While sometimes public access to iconic places can be contentious, there are also many examples where Kiwis quietly get on and work it out. There is no set way, but in many places negotiated public access brings happiness and enjoyment to people all around rural New Zealand.
Pepin Island (Maheipuku) lies northeast of Nelson, a short drive from the city to the end of Cable Bay Road. The island is connected to the mainland by the Cable Bay Boulder Bank. Technically, Pepin Island is a Tombolo, an island joined to the mainland by debris.
In 1996, Pepin Island was sold to German industrialist Dr Viola Hallman. Dr Hallman had a great affection for New Zealand and she encouraged farm managers Andrew & Nicky Newton to plant native trees, remove pinus radiata and introduce a pest trapping programme. For this work, Pepin Island was awarded a Nelson-Tasman Environmental Award. Dr Hallman took great pride in the island and when she passed away several years ago, her daughter inherited the property.

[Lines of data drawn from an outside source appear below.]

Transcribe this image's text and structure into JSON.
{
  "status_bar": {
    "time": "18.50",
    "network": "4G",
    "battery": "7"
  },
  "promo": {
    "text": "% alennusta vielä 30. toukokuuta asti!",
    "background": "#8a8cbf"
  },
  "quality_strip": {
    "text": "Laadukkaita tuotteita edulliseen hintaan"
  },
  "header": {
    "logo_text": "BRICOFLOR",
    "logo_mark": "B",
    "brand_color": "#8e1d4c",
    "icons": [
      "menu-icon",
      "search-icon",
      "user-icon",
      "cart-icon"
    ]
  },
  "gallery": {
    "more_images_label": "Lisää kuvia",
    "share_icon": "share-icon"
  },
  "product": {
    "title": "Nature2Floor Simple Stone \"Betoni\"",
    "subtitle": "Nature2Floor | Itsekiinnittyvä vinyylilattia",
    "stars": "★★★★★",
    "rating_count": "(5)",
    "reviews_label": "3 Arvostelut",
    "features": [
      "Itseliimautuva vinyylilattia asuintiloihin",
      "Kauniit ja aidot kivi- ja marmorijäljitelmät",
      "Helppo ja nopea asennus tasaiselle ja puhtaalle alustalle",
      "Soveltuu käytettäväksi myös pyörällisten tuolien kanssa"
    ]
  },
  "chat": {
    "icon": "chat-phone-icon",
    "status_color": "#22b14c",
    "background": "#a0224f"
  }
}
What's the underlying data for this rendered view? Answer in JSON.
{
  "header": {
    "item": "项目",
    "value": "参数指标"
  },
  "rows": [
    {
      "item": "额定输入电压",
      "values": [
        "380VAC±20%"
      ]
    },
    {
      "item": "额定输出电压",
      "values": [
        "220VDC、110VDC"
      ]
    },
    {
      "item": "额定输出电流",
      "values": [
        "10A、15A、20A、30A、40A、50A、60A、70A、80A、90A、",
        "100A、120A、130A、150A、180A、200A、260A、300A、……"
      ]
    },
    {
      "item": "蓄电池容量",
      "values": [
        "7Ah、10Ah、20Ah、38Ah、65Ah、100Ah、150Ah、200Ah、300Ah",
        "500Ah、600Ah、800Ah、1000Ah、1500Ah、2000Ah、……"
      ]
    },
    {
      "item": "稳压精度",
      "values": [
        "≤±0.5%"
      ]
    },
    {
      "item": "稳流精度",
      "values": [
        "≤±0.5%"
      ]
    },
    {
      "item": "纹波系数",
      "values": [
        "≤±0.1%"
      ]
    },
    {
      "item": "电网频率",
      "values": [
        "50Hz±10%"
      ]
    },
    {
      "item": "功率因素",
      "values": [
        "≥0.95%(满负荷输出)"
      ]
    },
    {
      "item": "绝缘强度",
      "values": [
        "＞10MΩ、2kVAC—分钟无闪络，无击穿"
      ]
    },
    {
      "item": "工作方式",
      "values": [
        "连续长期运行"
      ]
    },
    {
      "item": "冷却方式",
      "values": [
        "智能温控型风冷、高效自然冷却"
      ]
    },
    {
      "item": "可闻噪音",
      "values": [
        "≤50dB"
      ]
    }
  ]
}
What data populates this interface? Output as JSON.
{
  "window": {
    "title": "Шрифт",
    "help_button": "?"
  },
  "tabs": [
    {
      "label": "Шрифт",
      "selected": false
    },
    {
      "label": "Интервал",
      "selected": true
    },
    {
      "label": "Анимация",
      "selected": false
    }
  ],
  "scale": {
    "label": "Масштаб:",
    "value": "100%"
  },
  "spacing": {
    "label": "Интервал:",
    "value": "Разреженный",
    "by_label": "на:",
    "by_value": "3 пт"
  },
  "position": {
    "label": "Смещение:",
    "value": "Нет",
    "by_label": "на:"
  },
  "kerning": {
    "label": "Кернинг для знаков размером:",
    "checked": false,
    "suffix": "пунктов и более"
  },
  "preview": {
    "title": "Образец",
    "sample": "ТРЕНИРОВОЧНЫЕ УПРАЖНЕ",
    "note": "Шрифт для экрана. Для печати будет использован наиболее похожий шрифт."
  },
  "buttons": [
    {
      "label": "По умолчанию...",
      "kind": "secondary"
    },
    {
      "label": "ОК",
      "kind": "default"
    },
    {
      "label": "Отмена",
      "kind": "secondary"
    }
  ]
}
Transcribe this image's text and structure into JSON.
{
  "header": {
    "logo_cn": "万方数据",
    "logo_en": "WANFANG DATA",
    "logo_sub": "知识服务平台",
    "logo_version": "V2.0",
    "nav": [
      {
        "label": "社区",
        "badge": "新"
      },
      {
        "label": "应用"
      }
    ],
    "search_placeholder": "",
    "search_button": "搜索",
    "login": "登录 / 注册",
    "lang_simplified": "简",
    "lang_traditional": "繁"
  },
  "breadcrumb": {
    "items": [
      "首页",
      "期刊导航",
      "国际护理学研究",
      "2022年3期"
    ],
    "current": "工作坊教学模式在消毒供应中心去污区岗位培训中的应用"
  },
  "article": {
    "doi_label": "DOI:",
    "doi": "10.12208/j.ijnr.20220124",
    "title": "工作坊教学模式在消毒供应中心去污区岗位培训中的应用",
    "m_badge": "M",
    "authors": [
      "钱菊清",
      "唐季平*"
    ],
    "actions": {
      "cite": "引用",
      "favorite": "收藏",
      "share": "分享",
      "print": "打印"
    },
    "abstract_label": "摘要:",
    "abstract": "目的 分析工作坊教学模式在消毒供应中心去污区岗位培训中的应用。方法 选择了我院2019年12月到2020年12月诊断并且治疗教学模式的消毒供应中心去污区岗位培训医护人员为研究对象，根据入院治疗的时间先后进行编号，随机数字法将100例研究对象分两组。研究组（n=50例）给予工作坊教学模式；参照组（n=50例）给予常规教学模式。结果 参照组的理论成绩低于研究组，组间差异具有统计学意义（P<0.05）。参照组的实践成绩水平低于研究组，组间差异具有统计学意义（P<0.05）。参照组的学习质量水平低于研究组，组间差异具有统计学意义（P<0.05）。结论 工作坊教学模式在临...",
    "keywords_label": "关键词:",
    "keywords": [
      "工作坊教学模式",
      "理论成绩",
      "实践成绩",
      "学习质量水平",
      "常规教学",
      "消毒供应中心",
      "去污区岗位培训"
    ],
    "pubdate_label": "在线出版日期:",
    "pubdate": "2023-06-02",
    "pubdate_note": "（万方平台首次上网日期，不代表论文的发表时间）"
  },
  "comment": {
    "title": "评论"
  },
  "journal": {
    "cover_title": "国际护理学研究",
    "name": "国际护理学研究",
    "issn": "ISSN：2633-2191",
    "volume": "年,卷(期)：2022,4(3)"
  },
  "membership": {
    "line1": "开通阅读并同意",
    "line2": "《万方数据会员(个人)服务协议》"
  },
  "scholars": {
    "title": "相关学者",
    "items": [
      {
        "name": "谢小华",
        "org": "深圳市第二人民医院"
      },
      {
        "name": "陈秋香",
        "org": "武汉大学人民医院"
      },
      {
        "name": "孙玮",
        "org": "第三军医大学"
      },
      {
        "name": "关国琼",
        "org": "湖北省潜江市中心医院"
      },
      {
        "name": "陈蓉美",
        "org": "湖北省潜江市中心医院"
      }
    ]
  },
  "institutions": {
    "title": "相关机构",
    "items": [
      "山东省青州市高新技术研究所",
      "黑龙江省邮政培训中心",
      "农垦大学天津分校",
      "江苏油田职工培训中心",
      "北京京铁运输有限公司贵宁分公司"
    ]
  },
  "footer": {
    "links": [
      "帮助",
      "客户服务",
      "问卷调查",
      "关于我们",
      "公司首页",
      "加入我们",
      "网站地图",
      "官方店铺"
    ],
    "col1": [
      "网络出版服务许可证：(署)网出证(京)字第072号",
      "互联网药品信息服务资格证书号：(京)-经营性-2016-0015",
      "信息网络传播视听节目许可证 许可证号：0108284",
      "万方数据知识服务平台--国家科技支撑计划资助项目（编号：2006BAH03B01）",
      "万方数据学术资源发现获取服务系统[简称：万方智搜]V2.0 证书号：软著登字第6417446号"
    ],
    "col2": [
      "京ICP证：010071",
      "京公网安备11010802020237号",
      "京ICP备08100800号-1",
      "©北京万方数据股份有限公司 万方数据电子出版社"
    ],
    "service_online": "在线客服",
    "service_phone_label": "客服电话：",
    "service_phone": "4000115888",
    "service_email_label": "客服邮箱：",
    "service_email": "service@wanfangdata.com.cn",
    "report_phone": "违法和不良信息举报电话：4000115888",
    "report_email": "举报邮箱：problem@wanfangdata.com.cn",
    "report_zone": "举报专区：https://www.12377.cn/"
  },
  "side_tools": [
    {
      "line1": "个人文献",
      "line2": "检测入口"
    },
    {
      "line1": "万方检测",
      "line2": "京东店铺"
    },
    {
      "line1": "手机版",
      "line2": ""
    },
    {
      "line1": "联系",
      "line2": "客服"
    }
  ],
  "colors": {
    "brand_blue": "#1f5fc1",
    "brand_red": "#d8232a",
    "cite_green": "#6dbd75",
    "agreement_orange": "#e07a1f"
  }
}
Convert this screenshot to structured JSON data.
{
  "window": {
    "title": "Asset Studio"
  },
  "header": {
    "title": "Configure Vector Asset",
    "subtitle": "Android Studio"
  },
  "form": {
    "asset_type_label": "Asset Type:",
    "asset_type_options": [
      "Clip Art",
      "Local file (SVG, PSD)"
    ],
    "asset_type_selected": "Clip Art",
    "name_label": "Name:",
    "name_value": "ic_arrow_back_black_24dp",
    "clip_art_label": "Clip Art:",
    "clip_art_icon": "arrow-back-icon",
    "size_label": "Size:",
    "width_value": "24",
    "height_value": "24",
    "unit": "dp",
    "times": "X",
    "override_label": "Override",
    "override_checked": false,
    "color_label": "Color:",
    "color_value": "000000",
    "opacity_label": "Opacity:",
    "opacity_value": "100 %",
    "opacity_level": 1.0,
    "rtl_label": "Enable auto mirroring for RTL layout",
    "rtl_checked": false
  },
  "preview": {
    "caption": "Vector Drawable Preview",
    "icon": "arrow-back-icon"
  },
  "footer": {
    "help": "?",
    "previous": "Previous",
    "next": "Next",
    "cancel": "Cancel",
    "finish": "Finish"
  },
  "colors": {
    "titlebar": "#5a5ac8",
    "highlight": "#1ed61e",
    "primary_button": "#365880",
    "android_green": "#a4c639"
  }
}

Due to the sole access point’s proximity to stockyards and private homes, it has been impractical to have permanent public access to the island. Despite this, permission for limited access in the winter months has been available for organised groups.
Two years ago, the local fire brigade, anxious to purchase much-needed equipment, approached the manager with an idea for a fundraising open day. From this, a local community-based concept evolved that is now a huge success.
Pepin Island has now hosted two open days over Queens Birthday weekend, organised by the Hira volunteer fire brigade. The fire brigade charges $10 per adult for access with children free, and the local Hira School sells hamburgers, sausages and cakes to raise funds for the school. This year a local artist displayed paintings for sale in the Pepin Island woolshed.
On the open days, the public has access to walk or cycle around the island from 9.30 am – 2 pm. At 5 pm, the stragglers are helped off before dark. Members of the fire brigade handle safety, directing and parking for around 500 vehicles on Cable Bay Farm, on the other side of the boulder bank.
People are thrilled to have completed the circuit, enjoyed the views and the real farm experience. This year, 2000 adults paid to do the walk, raising $20,000 for our fire brigade, and the school raised approximately $2000. A great time was had by all, with universally positive feedback.
Locals, ourselves included, take pride in sharing our special part of Nelson with people who genuinely appreciate the opportunity. It’s about unlocking the best in ourselves and showing new New Zealanders and other overseas owners the Kiwi way.
By Barbara Stuart, member of the Board of the Walking Access Commission. Barbara, along with her husband Ian, son Sam, and daughter-law Anni, farm at Cable Bay. The Cable Bay Walkway runs through their farm from Cable Bay to Glenduan, at the end of the Nelson Boulderbank.